Exercise objective >>
Below are some records. Say in a single number how many of their lines include the word "show".
[Opening Data to examine section]
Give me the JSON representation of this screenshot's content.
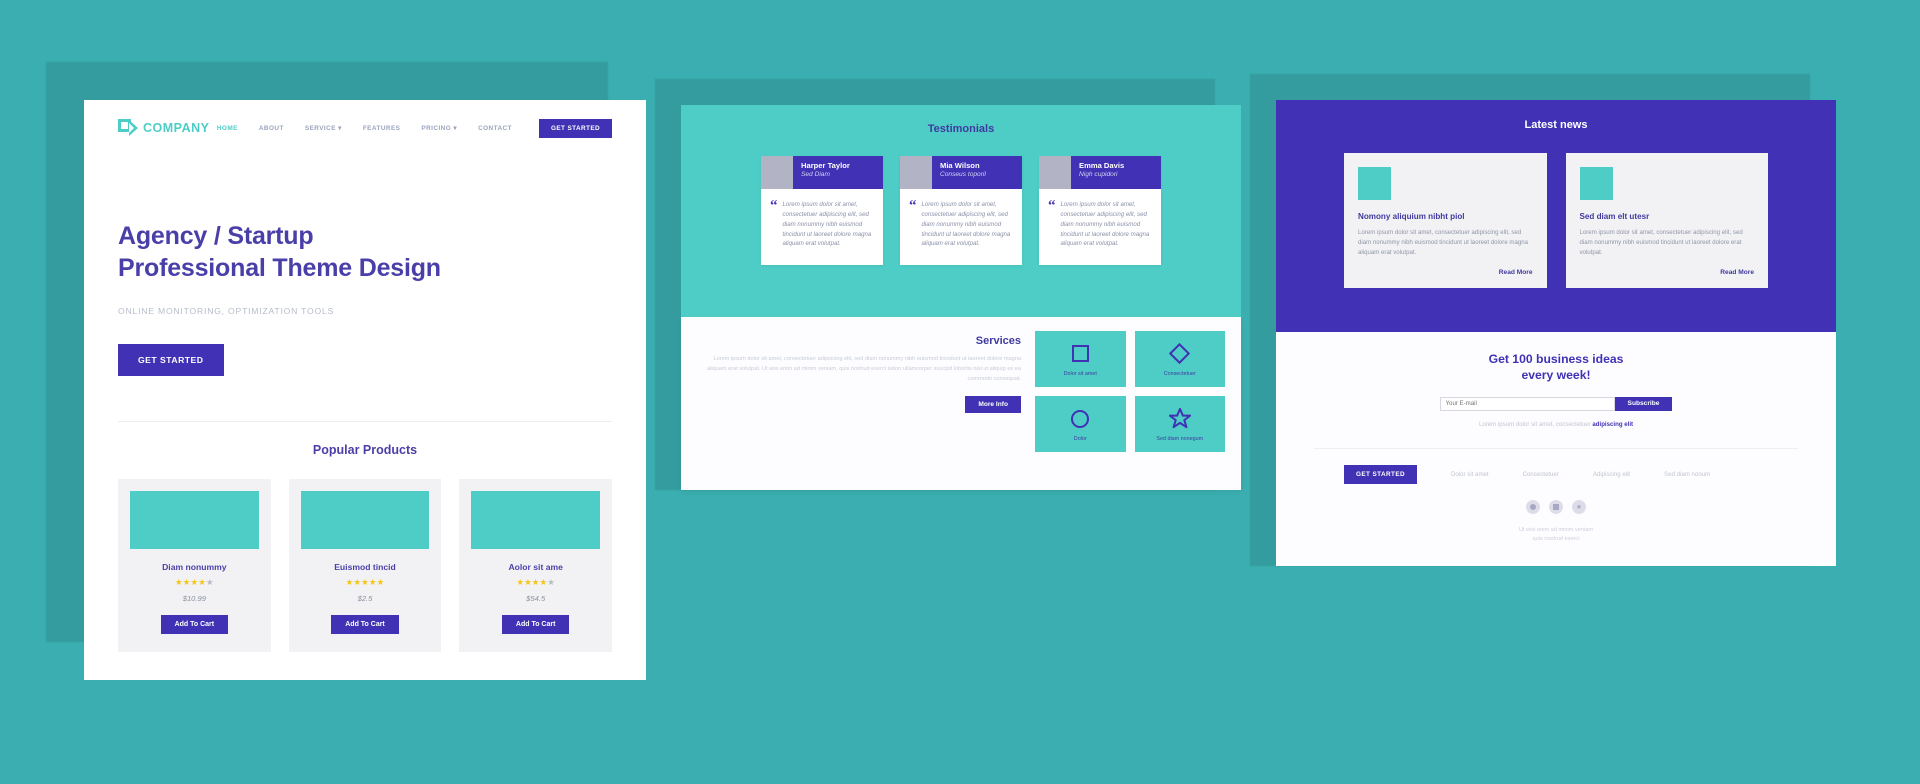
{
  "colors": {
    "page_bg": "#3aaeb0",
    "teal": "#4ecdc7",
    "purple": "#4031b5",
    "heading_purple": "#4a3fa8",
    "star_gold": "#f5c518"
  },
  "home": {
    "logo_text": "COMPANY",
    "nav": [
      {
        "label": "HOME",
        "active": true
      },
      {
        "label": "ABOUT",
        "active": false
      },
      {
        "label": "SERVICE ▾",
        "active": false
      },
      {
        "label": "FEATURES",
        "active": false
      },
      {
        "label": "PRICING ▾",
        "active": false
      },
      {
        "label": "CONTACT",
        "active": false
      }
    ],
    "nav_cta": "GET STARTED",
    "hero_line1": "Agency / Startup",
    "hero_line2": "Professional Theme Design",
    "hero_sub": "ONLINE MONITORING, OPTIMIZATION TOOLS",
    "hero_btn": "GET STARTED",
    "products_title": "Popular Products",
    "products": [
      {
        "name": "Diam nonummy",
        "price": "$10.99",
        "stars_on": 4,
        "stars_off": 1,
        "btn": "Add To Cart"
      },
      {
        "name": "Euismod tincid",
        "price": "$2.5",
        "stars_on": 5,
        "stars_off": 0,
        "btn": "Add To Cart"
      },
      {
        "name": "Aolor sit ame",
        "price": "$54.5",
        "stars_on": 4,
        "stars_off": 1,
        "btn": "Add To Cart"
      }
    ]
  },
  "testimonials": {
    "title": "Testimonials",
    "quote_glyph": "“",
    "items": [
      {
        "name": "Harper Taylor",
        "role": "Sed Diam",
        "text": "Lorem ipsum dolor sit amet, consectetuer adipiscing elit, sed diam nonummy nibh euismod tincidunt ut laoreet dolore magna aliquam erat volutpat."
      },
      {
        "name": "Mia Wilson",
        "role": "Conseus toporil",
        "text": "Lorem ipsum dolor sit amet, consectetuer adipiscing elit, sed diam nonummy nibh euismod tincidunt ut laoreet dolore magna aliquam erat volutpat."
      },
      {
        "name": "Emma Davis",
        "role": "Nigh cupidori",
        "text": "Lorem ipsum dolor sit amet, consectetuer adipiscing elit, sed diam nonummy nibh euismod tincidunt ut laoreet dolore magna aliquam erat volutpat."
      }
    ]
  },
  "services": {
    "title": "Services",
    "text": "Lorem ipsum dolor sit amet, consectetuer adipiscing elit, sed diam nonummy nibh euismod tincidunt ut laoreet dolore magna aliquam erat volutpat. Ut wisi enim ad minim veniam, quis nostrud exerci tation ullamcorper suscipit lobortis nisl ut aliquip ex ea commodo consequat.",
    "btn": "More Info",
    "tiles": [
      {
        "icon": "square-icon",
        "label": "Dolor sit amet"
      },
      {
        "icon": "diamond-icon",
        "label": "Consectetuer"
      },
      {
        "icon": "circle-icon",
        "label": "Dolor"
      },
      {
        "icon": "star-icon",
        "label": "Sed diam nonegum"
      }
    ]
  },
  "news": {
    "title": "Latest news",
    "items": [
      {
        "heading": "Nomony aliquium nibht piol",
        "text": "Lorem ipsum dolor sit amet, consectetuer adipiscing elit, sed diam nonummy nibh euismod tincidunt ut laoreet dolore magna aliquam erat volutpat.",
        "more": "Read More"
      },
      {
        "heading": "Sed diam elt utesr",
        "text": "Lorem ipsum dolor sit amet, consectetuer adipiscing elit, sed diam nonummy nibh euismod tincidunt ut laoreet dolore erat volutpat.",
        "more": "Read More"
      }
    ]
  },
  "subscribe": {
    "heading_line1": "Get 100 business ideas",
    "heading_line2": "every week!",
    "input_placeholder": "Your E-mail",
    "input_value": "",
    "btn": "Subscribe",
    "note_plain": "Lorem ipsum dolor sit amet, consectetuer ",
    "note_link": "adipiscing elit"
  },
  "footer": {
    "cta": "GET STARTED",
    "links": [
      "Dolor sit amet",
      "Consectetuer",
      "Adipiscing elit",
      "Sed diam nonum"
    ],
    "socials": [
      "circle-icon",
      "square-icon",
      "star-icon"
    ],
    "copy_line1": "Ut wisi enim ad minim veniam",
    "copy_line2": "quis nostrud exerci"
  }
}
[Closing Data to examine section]
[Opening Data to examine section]
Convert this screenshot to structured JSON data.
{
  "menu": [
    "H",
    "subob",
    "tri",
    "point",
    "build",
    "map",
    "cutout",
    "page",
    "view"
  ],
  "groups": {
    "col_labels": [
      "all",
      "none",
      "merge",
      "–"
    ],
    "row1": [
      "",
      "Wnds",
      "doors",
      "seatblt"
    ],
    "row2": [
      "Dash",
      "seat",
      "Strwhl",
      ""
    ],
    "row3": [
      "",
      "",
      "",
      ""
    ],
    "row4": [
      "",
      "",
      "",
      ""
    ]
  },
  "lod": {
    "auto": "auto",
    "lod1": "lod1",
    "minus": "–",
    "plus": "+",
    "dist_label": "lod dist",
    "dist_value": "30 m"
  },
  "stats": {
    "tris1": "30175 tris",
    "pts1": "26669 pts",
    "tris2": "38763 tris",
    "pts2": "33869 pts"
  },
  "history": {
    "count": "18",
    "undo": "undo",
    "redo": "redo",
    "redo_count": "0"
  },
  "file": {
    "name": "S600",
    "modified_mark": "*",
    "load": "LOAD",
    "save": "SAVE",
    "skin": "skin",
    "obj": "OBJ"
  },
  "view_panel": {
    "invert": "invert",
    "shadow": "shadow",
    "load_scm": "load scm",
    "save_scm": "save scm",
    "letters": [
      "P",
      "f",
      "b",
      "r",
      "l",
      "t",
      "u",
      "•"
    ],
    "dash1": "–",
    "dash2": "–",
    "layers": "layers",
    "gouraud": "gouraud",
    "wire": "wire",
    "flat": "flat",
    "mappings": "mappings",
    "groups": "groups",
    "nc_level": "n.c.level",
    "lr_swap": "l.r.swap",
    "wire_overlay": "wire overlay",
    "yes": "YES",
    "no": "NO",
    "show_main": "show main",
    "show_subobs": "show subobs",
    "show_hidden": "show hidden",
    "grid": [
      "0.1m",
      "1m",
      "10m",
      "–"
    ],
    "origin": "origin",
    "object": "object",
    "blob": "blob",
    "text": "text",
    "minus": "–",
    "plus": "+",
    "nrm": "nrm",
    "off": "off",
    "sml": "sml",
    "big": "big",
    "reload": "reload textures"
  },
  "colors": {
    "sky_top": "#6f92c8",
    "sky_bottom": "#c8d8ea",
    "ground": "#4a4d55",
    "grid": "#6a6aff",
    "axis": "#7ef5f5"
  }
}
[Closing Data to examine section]
Written reply >>
3